Don’t misunderstand. Butler wasn’t hinting in any way that Woodley was in danger of losing his job. Entering the prime of his career, the 28-year-old Woodley remains a force when healthy. Butler simply suggested it might be best for Woodley to do whatever he can to remain healthy more often.
Stay on the field, and the havoc Woodley created while averaging nearly 12 sacks a year between 2008-10 would return. If not, well, Butler couldn’t make any guarantees.
“You see so many great players year to year on the waiver wire and you’re saying ‘Man, they cut that dude? How did they cut that dude? Why did they do that?”’ Butler said. “Because he wasn’t playing up to the money he was making and that’s just the hard fact of the National Football League.”
One longtime teammate James Harrison learned in painful fashion during the offseason. The Steelers cut the 2008 NFL Defensive Player of the Year in March when Harrison declined to take a pay cut. Harrison eventually landed with Cincinnati, but finds himself adapting to a new system and a new surroundings in the twilight a once brilliant career.
It’s a path Woodley would rather not travel. Hamstring and ankle issues have forced him to miss nine of Pittsburgh’s last 24 games, a span that has seen Woodley reach the quarterback just four times. While Woodley points to greater responsibility in pass coverage as part of the reason for the decline, he’s also aware he needed to change the way he prepares.
Though Woodley is reluctant to discuss his weight, Butler estimates Woodley played at around 295 pounds over the last two years. He appears slimmer during the first week of training camp at Saint Vincent College, even if he typically hides his wide 6-foot-2 frame underneath layers of sweatshirts and shorts.
He also switched up his offseason regimen, traveling to Arizona to work out alongside Harrison, safety Ryan Clark and others. Woodley remains vague on the specifics, pointing out the major difference is the heat. Still, he stressed he feels “great” and is ready to quiet some of the criticism while understanding he’ll never be able to turn it completely off.
“I don’t worry about that at all,” Woodley said. “When they pay you the big money, the spotlight is going to be on you no matter what. Sometimes injuries slow you down (but) ... you’ve got to keep moving.”
And, Woodley hopes, moving a little more quickly.
Having some help across the field wouldn’t hurt either. Harrison and Woodley were one of the best bookend linebacker tandems in the NFL when they were able to stay out of the training room. Feeding off each other, they fueled Pittsburgh to two Super Bowl appearances in three years.

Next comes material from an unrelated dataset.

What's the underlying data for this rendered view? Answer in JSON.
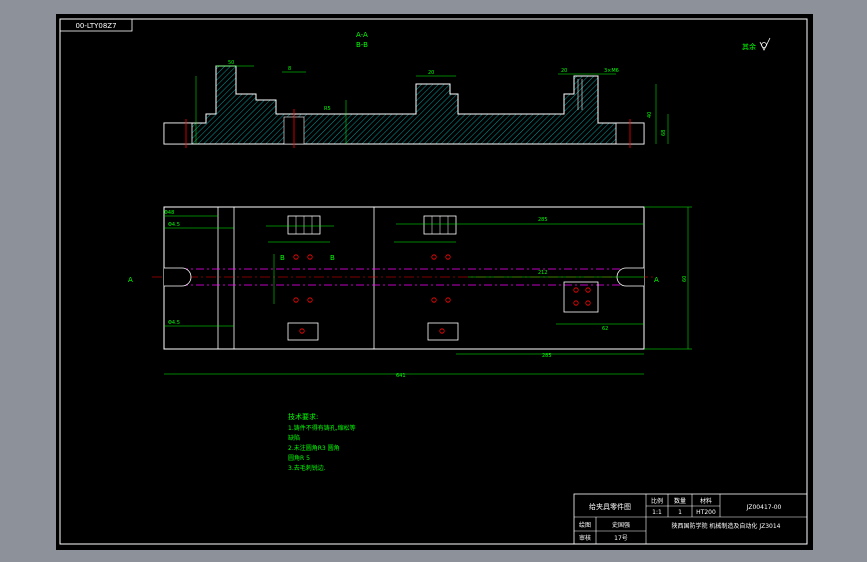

When one couldn’t play, however, offensive lines would shift their focus to neutralizing the other. The result was a team sack total that dipped to just 37.5 in 2012, the franchise’s lowest since Woodley joined the team as a second-round draft pick out of Michigan in 2007.
Pittsburgh believes it may found Harrison’s eventual heir in rookie Jarvis Jones, who led the nation in sacks last year at Georgia. Like Harrison, Jones is an instinctive pass rusher. Even better, thanks to his background as an inside linebacker, Jones is quickly grasping the intricacies of his new responsibilities in defensive coordinator Dick LeBeau’s 3-4 scheme.
“It’s not a big stretch for him to learn what to do,” Butler said.
Yet the Steelers didn’t make Jones the Steelers’ highest drafted outside linebacker since Huey Richardson in 1991 to go chase tight ends and running backs. And they didn’t pay Woodley all that money to do the same. To be honest, he’s ready to get back to the fun part of his job.
“My game is predicated on sacks and this defense is predicated on getting after the quarterback,” Woodley said.
Getting there — or getting close — can force opponents into mistakes. That didn’t happen nearly enough in 2012. Though Pittsburgh finished No. 1 in total defense for the fourth time in nine years, the Steelers created just 20 turnovers, including four in a meaningless season finale against Cleveland.
The inability to flip the field or make the “splash” plays that Woodley made so regularly earlier in his career contributed to a dismal 8-8 finish. Woodley knows it won’t be tolerated. So does his coach.
“It’s a prove it year for all of us,” Butler said. “This league is like that. Every year if we don’t do well, we all get fired. I wish America was like that, we’d all be more productive.”